Vocational Teaching Style
Vocational education tends to have some theoretical training but mostly hands-on training. If, for example, you are studying to be a carpenter, you would spend some time being told about how to perform a task but would spend far more time actually carrying out the task. Rather than sitting in a classroom, you would be actually building something--the definition of "learning by doing."
Academic Teaching Style
Academic education, on the other hand, focuses on reading material, being told information, and discussing material in groups. There also tends to be a strong focus on writing, although some academic disciplines focus more on this than others. Either way, though, academic schools focus more on the understanding of concepts in a theoretical setting rather than applying them in a practical setting.
Vocation Education Results
Vocational school graduates tend to go into the career they trained for--the carpentry student above would find a job as a carpenter. They are valuable employees for these industries because a vocational education ensures that they have the exact knowledge they need to succeed. Not only does a carpentry graduate understand the principles behind carpentry, but he can also show that he has successfully applied them in a variety of ways.
Academic Education Results

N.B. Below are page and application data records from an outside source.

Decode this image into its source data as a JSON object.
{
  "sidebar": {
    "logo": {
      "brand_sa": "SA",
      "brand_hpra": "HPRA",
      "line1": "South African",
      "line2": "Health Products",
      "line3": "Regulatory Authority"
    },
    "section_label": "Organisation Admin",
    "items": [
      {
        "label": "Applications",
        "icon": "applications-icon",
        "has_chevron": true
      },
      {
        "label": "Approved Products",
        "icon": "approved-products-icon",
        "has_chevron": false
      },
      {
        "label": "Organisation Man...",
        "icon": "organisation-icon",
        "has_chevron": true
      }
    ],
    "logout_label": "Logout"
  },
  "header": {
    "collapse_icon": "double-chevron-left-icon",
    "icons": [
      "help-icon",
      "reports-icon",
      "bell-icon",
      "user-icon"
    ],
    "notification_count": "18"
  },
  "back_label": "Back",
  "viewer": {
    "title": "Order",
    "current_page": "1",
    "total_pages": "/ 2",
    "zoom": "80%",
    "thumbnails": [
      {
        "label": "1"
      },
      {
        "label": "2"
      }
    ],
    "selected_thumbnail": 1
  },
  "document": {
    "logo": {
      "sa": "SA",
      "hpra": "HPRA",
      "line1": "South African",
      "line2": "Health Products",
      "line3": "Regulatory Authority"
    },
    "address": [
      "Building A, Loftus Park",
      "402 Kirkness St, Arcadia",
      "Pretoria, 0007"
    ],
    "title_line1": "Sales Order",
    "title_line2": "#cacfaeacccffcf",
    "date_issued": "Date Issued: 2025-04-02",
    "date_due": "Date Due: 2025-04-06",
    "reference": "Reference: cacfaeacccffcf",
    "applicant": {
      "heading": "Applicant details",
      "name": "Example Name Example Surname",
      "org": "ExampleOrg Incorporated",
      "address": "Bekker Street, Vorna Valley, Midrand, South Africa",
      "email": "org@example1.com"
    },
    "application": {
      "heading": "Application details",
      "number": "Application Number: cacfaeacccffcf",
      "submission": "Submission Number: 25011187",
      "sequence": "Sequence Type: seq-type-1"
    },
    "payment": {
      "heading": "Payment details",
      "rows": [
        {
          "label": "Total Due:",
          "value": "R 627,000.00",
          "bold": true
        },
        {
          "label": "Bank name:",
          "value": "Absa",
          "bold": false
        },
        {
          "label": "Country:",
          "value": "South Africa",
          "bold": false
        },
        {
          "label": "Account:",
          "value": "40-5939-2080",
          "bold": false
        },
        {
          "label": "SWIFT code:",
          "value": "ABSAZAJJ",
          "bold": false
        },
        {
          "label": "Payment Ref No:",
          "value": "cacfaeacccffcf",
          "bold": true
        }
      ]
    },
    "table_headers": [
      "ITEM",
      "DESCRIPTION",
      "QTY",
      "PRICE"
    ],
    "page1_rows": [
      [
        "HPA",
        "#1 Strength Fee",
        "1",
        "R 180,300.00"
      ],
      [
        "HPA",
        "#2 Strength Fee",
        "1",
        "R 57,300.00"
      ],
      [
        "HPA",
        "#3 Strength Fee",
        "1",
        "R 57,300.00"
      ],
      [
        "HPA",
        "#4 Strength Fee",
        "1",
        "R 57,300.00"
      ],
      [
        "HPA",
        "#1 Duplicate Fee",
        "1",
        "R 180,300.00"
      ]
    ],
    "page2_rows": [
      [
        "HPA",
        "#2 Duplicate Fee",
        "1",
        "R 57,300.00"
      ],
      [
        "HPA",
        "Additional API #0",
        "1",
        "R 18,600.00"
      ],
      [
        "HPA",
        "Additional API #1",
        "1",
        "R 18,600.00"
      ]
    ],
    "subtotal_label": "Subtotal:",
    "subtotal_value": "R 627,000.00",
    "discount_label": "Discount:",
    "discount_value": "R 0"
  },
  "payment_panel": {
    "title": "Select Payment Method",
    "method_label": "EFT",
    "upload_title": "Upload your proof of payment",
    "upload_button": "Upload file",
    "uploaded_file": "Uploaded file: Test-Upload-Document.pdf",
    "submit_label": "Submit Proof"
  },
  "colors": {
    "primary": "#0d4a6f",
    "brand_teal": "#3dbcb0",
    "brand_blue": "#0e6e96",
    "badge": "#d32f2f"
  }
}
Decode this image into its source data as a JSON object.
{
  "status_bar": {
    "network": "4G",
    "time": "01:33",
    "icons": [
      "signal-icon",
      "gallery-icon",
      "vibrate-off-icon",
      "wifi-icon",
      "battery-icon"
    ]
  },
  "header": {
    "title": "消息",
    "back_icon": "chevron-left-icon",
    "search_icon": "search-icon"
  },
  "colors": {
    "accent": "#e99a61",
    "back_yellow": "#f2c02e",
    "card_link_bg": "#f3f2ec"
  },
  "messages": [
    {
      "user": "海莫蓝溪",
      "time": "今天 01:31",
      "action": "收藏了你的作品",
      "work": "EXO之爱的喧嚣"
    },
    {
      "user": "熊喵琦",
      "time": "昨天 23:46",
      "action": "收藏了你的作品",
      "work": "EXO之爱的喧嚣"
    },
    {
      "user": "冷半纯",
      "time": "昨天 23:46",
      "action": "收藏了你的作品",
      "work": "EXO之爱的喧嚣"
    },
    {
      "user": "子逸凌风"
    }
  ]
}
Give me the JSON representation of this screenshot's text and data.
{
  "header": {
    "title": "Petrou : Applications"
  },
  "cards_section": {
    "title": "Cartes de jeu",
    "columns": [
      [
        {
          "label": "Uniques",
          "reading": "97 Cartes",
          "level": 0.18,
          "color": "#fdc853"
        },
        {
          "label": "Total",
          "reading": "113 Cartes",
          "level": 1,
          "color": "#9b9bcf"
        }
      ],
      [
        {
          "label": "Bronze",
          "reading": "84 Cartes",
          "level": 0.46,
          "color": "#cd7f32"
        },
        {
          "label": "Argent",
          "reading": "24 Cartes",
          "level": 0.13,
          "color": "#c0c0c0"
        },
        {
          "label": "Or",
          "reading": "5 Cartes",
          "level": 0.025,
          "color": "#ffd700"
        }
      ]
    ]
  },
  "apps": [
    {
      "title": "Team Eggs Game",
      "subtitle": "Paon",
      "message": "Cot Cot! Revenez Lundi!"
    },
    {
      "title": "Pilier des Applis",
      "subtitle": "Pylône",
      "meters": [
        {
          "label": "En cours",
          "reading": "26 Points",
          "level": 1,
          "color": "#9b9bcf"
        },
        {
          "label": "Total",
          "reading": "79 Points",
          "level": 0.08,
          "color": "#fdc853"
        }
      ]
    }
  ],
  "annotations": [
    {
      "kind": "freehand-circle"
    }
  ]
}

Graduates from academic schools tend to have broader, less-applied skills. The level to which they have these skills varies depending on what they studied--a liberal arts graduate will have strong research and writing skills but not as many applied skills as a law, medical or hard science science graduate. This is not necessarily a bad thing, though, particularly if someone does not know precisely what they want to do with their life. While an academic school graduate does not have as many clear options as a vocational school graduate, he is also better-equipped for broader focused, more theoretical jobs like working as an analyst, journalist or a variety of other jobs that require critical thinking over applied skill.
Sam Grover began writing in 2005, also having worked as a behavior therapist and teacher. His work has appeared in New Zealand publications "Critic" and "Logic," where he covered political and educational issues. Grover graduated from the University of Otago with a Bachelor of Arts in history.